And so for the last 70+ years we have been denied the benefits of marijuana as medicine based on the lies of a government official.

Not every one was on board with the refer madness of the time.
The La Guardia Committee was the first in depth study into the effects of smoking marijuana. It systematically contradicted claims made by the U.S. Treasury Department that smoking marijuana results in insanity, deteriorates physical and mental health, assists in criminal behavior and juvenile deliquency, is physically addictive, and is a "gateway" drug to more dangerous drugs.

The report was prepared by the New York Academy of Medicine, on behalf of a commission appointed in 1939 by New York Mayor Fiorello La Guardia who was a strong opponent of the 1937 Marihuana Tax Act . Released in 1944, the report infuriated Harry Anslinger who was campaigning against marijuana and he condemned it as unscientific. Anslinger went on an offensive against what he saw as a "degenerate Hollywood" that was promoting marijuana use.

After high profile arrests of actors like Robert Mitchum, Hollywood gave Anslinger full control over the script of any film that mentioned marijuana.
Thankfully, as more information comes out, reefer madness is dying a slow death.

H/T Diogenes via e-mail

Cross Posted at Classical Values


Neil said...

Heh. I never could figure how Cab Calloway was supposed to be much of a marijuana smoker. Waaaaay too much energy, and too precise in his performances. I'd believe maybe cocaine, except that he never burnt out--his performance was just as tight at the end of his life.

Maybe he just knew the meaning of "moderation".

Now, Louis Armstrong? Oh yeah, he smoked a joint every now and then, I'd bet.

M. Simon said...


You only need to look at Rock Musicians to see that smoking pot does not lead to the low energy condition you describe.

And you might want to Google - jazz musicians marijuana - to find out what really goes on in jazz.

The stereotype of the pot smoker as slacker is just that - a stereotype. Some are. Some aren't.

It might just as well be put in the category of violent drunks. Some are.
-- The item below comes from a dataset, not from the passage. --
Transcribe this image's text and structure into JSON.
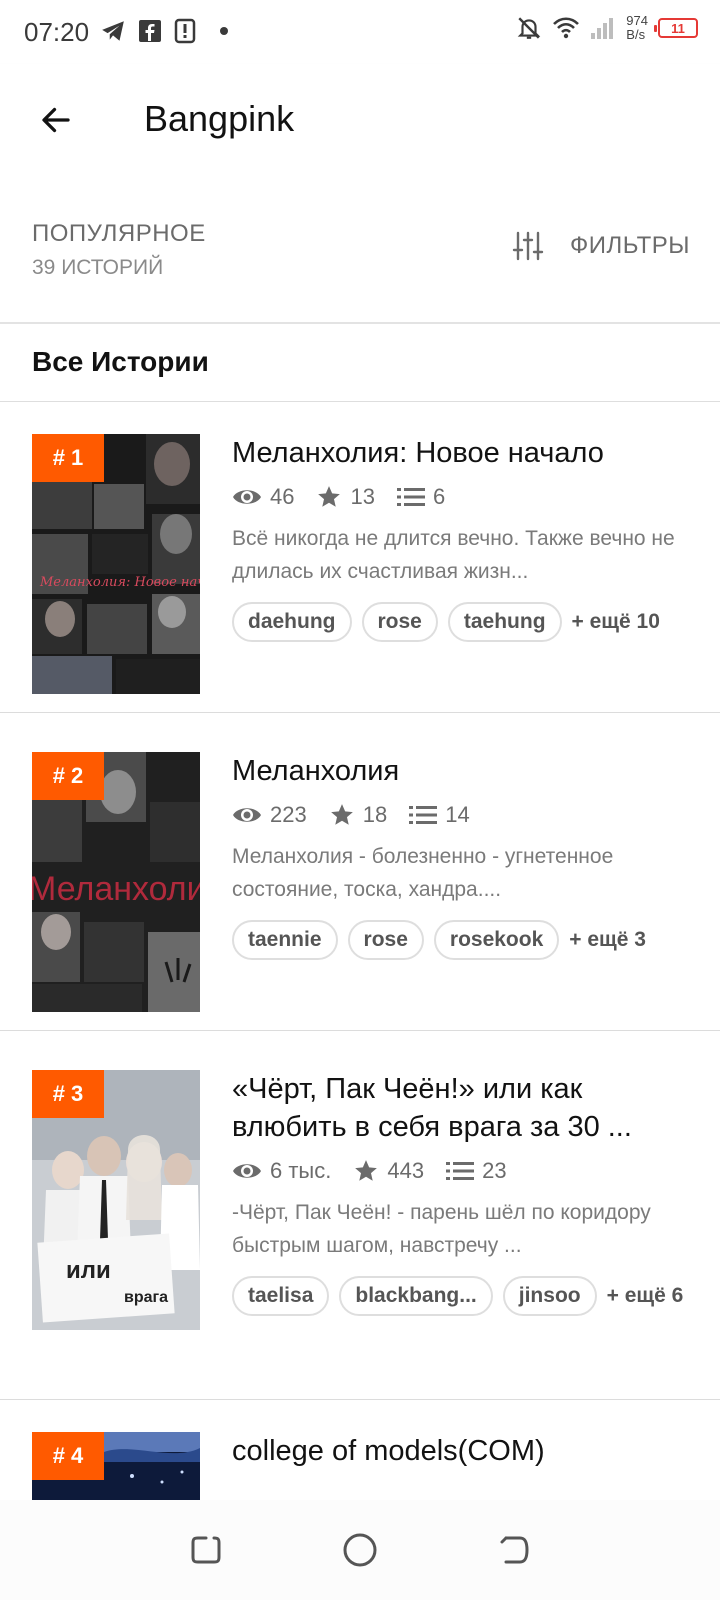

Most aren't.

Although I will admit that violent drunks are more prevalent than violent pot heads.

Neil said...

I didn't mean to imply that a marijuana smoker should lack energy--Louis Armstrong certainly didn't. But Calloway can't even be described as relaxed in any way. I always figured any implied heavy usage was just a shtick.

M. Simon said...

OK. I get it. An entertainer playing to his audience. Wouldn't be the first time.

Clay S. Conrad said...

Louis Armstrong was a notorious marijuana smoker, and proud of it. So was Fats Waller, who wrote "The Vipers Drag" about smoking "a reefer five foot long, mighty mez, but not too strong." A viper was a jazz musician who smoked marijuana. Today, there is a fantastic band called the New Orleans Jazz Vipers.